## What the task requires
If a line of the data contains the word "verified", it is counted; report how many such lines there are and nothing else.

============================================================

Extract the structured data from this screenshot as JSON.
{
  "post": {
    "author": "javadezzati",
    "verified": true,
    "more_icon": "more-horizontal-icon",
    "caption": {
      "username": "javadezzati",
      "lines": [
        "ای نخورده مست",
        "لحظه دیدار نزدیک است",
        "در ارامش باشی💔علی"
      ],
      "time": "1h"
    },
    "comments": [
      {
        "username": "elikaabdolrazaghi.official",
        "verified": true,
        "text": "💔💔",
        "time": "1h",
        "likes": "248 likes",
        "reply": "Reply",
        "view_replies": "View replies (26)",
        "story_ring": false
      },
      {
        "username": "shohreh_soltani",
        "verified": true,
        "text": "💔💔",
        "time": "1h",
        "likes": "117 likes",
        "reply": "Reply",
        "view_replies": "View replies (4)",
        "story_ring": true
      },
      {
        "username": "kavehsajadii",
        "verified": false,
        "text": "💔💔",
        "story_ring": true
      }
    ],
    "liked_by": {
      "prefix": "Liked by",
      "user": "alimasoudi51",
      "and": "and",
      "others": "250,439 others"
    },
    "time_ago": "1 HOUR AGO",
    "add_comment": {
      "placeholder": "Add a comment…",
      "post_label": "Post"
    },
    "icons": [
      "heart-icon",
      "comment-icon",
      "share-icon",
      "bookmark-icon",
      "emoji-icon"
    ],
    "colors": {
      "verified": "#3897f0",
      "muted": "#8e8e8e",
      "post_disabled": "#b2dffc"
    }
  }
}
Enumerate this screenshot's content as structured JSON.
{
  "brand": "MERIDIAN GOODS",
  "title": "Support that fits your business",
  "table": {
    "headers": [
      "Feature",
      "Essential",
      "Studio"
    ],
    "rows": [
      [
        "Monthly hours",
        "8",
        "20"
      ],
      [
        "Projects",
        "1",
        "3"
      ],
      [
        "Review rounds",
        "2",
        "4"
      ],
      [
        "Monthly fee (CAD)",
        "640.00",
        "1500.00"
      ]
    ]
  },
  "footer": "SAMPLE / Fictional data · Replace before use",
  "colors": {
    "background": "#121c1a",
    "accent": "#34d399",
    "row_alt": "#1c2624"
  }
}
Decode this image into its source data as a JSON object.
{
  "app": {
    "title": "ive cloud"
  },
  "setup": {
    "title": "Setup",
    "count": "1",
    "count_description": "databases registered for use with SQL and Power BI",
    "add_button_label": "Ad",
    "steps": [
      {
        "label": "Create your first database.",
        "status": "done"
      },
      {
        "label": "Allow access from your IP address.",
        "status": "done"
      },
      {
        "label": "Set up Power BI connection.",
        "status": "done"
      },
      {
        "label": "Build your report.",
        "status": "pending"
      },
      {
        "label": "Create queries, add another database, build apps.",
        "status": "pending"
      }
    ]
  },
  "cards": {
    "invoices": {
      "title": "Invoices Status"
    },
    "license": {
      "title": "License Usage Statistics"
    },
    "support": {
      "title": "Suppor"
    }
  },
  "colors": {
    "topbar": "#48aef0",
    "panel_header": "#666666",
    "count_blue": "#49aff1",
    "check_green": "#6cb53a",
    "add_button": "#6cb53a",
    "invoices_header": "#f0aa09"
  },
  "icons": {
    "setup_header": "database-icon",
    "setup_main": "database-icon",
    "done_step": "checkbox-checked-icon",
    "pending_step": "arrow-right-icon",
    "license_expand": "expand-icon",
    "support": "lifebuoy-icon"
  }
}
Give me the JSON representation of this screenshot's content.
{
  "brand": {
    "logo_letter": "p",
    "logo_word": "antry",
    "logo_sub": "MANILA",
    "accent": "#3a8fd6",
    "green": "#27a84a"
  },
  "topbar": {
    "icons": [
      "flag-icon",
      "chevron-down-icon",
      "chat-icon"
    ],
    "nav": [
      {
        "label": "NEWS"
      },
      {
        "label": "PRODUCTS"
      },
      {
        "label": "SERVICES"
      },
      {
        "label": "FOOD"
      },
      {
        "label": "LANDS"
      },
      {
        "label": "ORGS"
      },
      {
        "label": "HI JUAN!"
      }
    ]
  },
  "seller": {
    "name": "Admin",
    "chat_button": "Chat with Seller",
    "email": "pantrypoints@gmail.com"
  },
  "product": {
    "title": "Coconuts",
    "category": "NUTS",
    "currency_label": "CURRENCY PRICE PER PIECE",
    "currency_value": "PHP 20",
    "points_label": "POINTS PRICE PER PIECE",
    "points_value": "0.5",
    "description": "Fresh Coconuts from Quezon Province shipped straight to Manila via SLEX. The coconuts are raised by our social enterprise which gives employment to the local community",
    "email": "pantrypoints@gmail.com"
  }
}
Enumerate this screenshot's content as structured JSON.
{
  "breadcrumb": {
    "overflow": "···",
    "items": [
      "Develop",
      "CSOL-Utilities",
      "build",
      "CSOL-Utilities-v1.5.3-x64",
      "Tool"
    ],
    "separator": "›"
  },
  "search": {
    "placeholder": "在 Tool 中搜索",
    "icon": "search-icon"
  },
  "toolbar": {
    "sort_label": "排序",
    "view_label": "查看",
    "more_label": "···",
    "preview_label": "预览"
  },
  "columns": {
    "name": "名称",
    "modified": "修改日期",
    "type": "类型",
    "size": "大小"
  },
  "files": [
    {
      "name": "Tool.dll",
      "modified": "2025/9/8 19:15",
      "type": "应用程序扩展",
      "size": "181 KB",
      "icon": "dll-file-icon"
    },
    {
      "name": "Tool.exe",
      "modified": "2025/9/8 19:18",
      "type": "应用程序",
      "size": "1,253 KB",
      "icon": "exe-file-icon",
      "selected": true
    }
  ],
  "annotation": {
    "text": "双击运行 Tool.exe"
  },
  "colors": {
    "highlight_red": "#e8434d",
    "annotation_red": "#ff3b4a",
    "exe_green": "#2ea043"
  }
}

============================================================

## Solution to this problem
5